18-year-old shuttler dies during practice at SAI Complex in Kolkata
Kolkata, Sep 24 (PTI) A pall of gloom descended on the sports fraternity at SAI Eastern Centre with the premature death of an 18-year-old shuttler from Madhyamgram while training.
Niharendu Mallick, who had joined SAI's 'Come and Play' course in April, was doing shadow practice yesterday with his fellow doubles players when he suddenly sat on the floor and fell unconscious around 11.30 am, badminton coach Mahi Mohan Samantra said.
It is believed the shuttler was in an empty stomach and could have been saved had someone performed cardiopulmonary resuscitation.
Being a weekend, it was an optional session and there was no medical team available and the coach along with fellow players rushed him to a nearby hospital where he was declared brought dead due to cardiac arrest and brain haemorrhage.
"I was on the first floor gym while they were doing warm-ups and suddenly they called me seeing him fall unconscious. Saliva was coming out of his mouth and we immediately took him to the hospital nearby," Samantra told PTI.
His father Nityananda Mallick, a retired Railway employee, said SAI was not responsible for the unfortunate incident, even as local police pressurised him to file a complaint.
"I will write a no-objection certificate. We have no demand or complain against SAI," Mallick said.
His father said Niharendu did not have any past medical condition and was earlier training in Beleghata since many years before being enrolled in SAI.
"He was doing absolutely fine. My younger son also plays badminton. Like every other day, he had come after having sattu (a healthy drink made up of flour)," Mallick said.
The SAI Eastern Centre has ordered an inquiry into the incident, regional director Manmeet Singh Goindi said.
"We would conduct a thorough inquiry to see if there were any lapses," Goindi, who was in Bhubaneswar yesterday, told PTI.
"But the first and foremost thing is we have to behave like humans, this is not the time to play politics," he said as there was pressure from the police on the victim's family to file a complaint against SAI.
"I can understand what his father is going through at the moment. I can feel the pain."
Niharendu did not belong to SAI but was among the 200 students who had come here for a beginner's badminton course.
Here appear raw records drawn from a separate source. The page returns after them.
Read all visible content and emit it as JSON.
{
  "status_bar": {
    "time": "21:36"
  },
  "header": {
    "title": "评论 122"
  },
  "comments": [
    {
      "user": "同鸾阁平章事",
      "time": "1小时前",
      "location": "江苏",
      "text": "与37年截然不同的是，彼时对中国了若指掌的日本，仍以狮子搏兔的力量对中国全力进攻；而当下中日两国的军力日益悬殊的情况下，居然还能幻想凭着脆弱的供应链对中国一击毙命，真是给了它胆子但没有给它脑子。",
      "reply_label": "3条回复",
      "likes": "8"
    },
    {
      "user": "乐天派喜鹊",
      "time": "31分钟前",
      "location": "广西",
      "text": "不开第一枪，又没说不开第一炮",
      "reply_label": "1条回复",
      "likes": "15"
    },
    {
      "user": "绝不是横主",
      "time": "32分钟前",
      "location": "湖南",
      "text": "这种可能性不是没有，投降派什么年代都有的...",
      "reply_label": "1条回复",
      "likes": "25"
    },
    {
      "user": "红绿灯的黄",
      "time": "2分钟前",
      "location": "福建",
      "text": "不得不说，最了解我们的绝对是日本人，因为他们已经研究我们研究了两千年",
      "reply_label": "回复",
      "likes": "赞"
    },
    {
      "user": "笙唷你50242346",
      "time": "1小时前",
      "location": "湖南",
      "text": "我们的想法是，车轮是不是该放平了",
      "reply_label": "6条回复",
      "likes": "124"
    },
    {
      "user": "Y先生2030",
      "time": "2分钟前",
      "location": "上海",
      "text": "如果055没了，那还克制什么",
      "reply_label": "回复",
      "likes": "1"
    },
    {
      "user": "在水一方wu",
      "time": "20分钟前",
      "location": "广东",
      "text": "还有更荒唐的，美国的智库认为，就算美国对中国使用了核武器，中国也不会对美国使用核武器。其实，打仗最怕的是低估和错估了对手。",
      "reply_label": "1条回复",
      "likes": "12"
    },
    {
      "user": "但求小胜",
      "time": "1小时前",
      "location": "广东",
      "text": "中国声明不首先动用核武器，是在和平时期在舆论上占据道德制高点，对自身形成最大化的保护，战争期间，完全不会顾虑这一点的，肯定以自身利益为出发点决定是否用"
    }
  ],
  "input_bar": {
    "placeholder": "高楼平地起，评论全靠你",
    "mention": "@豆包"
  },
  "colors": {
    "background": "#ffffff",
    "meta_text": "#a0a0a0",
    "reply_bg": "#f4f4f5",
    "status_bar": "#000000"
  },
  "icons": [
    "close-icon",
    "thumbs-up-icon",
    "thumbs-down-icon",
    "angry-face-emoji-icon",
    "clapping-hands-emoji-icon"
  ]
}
"There are a set of guidelines like checking the medical history which we follow for every trainee. They also sign a form where it's mentioned that SAI is not responsible for anything adverse," Goindi said.
Goindi recently faced protest from a private security agency after he terminated their services on grounds of laxity.
"They were not doing duties properly and when their services were terminated they claimed to be employees of SAI," Goindi said.
Goindi said he did not get any help from the local administration here and had to take the help of CRPF to secure the campus ahead of the U-17 World Cup.
"There are World Cup training grounds here and what happens if someone trespasses and dig up the grounds."
SAI has made headlines for wrong reasons in the recent past with a diploma student at the centre trying to self-immolate after being reprimanded for a late night binge.
"They were caught throwing bottles in the swimming pool. I have zero tolerance to indiscipline. I will take harsh measures if something wrong is happening. I don't mind being the Hitler